Dr. Milan Sonka is head of the Iowa Institute for Biomedical Imaging (IIBI), which was formed in 2007 as an acknowledgment of a long history of interdisciplinary collaboration at the University of Iowa. The formation of the interdisciplinary institute reflects a strong institutional support to biomedical imaging and image analysis as well as to translational medical research. The IIBI brings together more than 60 faculty members (out of which over 45 hold faculty positions in the Carver College of Medicine, 15 hold faculty positions in the College of Engineering with a primary expertise in biomedical image analysis) and over 60 graduate students and postdoctoral fellows. The mission of IIBI is to foster efficient and cooperative interdisciplinary and cross-college research and discovery in biomedical imaging, and to improve training and education within the broader community at the University of Iowa.

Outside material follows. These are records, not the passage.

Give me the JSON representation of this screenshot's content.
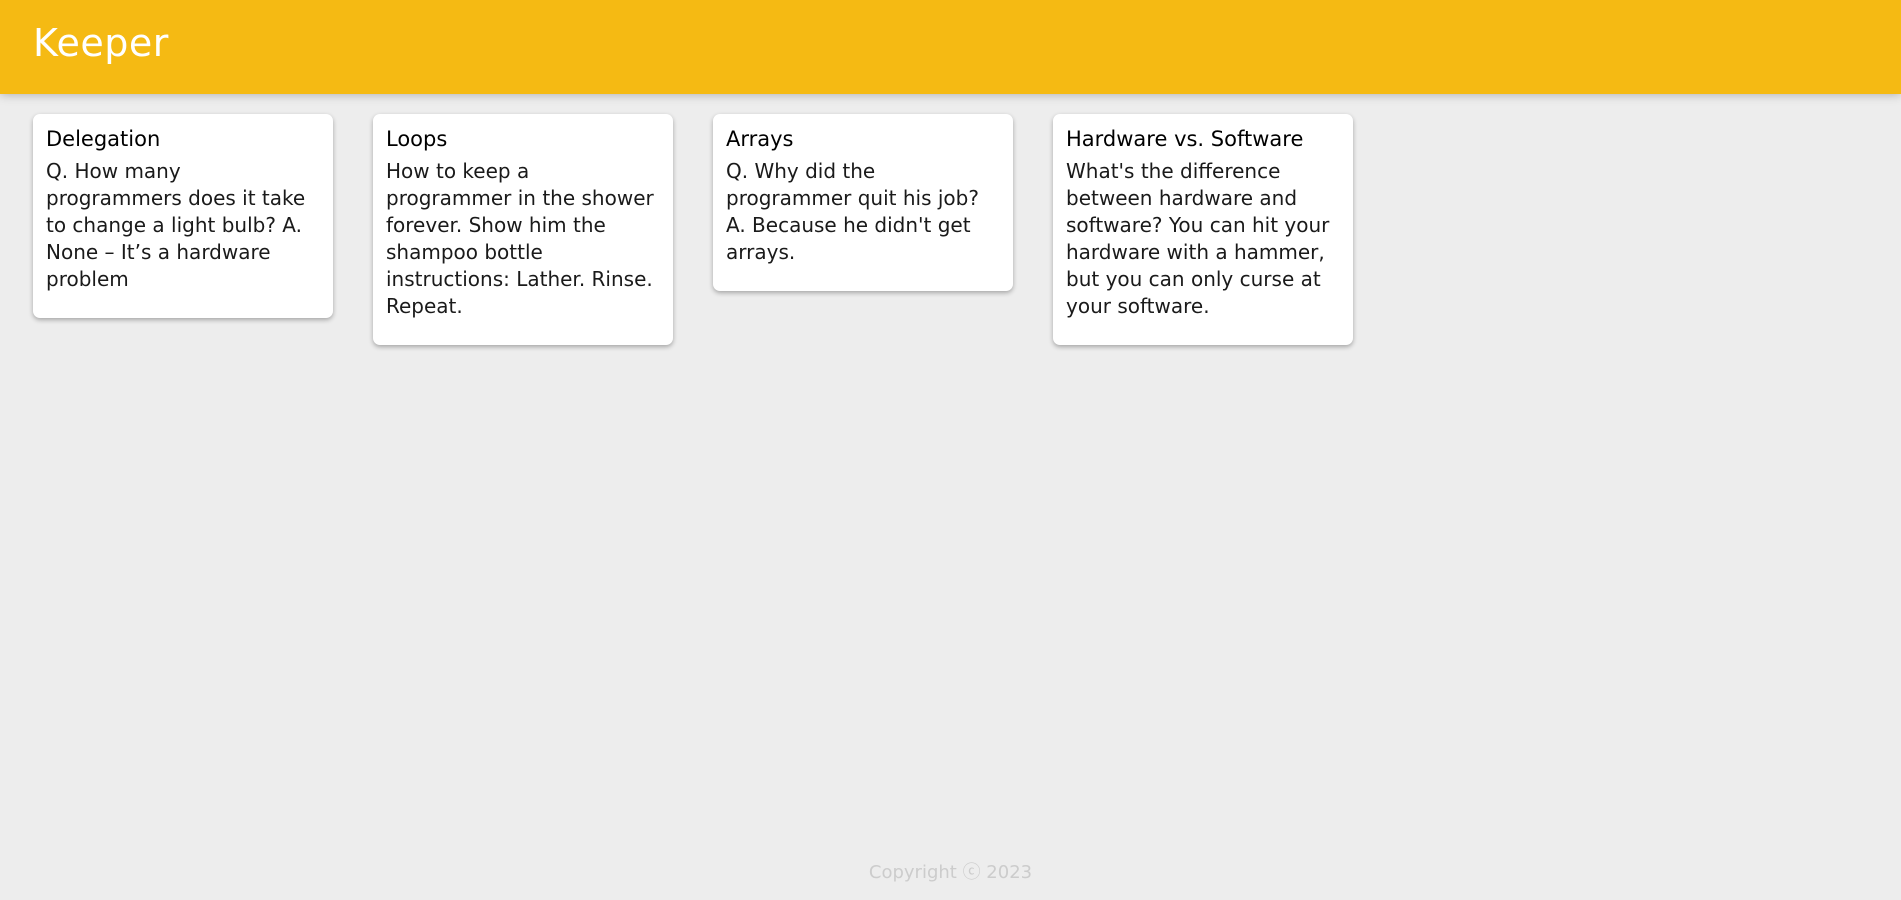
{
  "header": {
    "title": "Keeper"
  },
  "colors": {
    "accent": "#f5ba13",
    "background": "#ededed",
    "card": "#ffffff",
    "footer_text": "#cccccc"
  },
  "notes": [
    {
      "title": "Delegation",
      "content": "Q. How many programmers does it take to change a light bulb? A. None – It’s a hardware problem"
    },
    {
      "title": "Loops",
      "content": "How to keep a programmer in the shower forever. Show him the shampoo bottle instructions: Lather. Rinse. Repeat."
    },
    {
      "title": "Arrays",
      "content": "Q. Why did the programmer quit his job? A. Because he didn't get arrays."
    },
    {
      "title": "Hardware vs. Software",
      "content": "What's the difference between hardware and software? You can hit your hardware with a hammer, but you can only curse at your software."
    }
  ],
  "footer": {
    "copyright": "Copyright ⓒ 2023"
  }
}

The Institute is finding its new home in two stories of a 100,000 sq.ft. University of Iowa Pappajohn Bioengineering Discovery Building that will be completed in June of 2014 – the floor plan and photographs are provided below. The IIBI space in this new building (30,897 sq.ft.) are devoted to human, large, and small animal imaging, image analysis, computational support, visualization, and biostatistical support. The IIBI space in the new building will become a new integrated home for a large number of image analysis projects that are currently ongoing at the University of Iowa and will therefore further enhance close interaction within the University of Iowa biomedical imaging community.
Laura Ponto, PhD, RPh
Dr. Laura Ponto, PhD, RPh, Associate Professor, Department of Radiology, is one of the founding faculty members of the University of Iowa Positron Emission Tomography (PET) Imaging Center and is an expert in PET and pharmacoimaging of both humans and small animals. She has extensive experience in the imaging and analysis of brain metabolism ([18F]fluorodeoxyglucose (FDG)), blood flow (quantitative [15O]water) and amyloid burden ([11C]PIB and [18F]florbetapir) studies and tracer kinetic modeling.